“We believe investors need to understand the true greenhouse gas emissions profile of stocks to make informed decisions on how they allocate funds to meet their climate goals,” says GCI.
Shell is pushing back on the report’s findings, Bloomberg writes. “This analysis is highly speculative,” a company spokesperson said. “We have always been clear that the business plans we have today will not get us to net-zero. So, our plans must change over time, as society and our customers also change. We have targets to drive down carbon emissions and a track record in hitting them. We fully intend to meet our future targets, too.”

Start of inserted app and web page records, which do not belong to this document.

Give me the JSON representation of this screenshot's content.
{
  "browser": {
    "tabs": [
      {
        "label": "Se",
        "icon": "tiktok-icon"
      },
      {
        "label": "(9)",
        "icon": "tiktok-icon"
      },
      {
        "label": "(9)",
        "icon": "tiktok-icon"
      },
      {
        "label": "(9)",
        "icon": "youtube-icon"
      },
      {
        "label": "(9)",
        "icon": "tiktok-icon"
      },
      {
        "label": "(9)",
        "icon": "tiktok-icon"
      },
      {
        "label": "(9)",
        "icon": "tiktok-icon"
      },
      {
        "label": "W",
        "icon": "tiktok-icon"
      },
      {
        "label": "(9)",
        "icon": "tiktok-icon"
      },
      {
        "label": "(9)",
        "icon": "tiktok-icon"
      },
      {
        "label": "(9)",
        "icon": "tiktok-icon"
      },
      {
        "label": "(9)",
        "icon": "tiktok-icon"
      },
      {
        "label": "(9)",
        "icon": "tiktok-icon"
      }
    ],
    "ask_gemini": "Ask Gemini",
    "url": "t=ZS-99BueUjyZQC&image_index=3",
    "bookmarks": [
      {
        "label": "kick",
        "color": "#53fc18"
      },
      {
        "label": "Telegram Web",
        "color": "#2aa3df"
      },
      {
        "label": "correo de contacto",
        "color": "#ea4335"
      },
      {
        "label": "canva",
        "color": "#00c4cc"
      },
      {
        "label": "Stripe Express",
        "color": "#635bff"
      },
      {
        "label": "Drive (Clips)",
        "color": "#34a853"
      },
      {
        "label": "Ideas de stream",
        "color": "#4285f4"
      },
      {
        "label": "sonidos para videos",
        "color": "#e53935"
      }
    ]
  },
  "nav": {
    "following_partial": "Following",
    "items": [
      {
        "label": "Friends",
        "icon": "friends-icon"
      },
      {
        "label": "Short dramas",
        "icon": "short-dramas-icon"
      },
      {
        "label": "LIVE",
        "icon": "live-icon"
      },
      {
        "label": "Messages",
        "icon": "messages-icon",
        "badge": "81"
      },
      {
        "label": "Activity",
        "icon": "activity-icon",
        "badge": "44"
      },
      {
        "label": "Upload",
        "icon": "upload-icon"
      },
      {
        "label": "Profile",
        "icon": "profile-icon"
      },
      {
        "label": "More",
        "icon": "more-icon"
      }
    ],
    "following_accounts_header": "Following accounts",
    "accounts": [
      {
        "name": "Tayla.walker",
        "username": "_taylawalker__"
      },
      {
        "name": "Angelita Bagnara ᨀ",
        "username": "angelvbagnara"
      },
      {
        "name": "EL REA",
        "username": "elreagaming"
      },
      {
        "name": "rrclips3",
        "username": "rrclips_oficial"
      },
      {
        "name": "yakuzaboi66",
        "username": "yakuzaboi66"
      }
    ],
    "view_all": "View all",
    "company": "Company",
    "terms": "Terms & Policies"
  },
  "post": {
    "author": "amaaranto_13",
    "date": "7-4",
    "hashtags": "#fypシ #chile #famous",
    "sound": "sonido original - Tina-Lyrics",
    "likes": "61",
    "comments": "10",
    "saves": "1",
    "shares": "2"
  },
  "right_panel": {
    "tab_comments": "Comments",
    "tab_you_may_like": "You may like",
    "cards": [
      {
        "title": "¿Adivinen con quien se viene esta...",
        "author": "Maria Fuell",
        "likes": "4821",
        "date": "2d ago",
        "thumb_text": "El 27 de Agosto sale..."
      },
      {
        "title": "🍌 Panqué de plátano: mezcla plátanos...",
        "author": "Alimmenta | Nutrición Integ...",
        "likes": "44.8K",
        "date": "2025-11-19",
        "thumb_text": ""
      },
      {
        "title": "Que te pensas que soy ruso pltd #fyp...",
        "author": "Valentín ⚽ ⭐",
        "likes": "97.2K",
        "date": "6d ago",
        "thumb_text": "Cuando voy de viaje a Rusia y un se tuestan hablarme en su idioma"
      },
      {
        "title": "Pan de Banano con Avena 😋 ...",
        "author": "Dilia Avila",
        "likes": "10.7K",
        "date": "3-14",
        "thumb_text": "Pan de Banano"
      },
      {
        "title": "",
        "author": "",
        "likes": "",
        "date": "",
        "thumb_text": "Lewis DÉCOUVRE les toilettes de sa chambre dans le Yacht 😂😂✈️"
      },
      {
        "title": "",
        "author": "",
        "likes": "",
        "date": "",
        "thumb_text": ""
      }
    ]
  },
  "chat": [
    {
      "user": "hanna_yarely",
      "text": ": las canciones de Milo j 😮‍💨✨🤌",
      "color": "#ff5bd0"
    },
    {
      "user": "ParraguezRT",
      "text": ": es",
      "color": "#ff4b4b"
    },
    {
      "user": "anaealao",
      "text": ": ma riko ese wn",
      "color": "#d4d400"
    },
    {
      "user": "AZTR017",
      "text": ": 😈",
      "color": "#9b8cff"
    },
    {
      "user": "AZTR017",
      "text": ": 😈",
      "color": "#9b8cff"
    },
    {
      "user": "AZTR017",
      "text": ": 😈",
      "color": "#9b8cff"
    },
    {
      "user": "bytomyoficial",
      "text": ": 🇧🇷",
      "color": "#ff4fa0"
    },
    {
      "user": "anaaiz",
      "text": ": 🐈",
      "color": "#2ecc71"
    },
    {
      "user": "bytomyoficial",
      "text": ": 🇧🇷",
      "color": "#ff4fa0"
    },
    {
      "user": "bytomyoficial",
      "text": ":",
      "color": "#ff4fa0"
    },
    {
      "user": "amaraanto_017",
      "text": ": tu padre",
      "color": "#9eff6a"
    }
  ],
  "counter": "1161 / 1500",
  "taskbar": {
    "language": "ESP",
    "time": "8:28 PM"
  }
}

Yet Shell has a consistent history of resisting climate action. In response to what he called the “demonization” of the oil and gas industry, CEO van Beurden stated in October 2019 that the company has “no choice” but to keep investing in new, long-lasting oil and gas projects. The fossil fuel giant was already falling short on its green energy investment targets at the start of 2020, and a year later analysts called its decarbonization plan “grotesque” and “delusional.” Shell later moved to appeal the May, 2021 court ruling that found the company was violating human rights by contributing to climate change.
Shell’s persistence in casting itself as serious on climate action in spite of this track record prompted climate activist Lauren MacDonald to walk off the stage—amid loud applause from the audience—during a TED Countdown Climate Panel earlier this month. A rattled Ben van Beurden responded by accusing demonstrators of “blackwashing” the fossil fuel industry, prompting another round of online mockery from campaigners.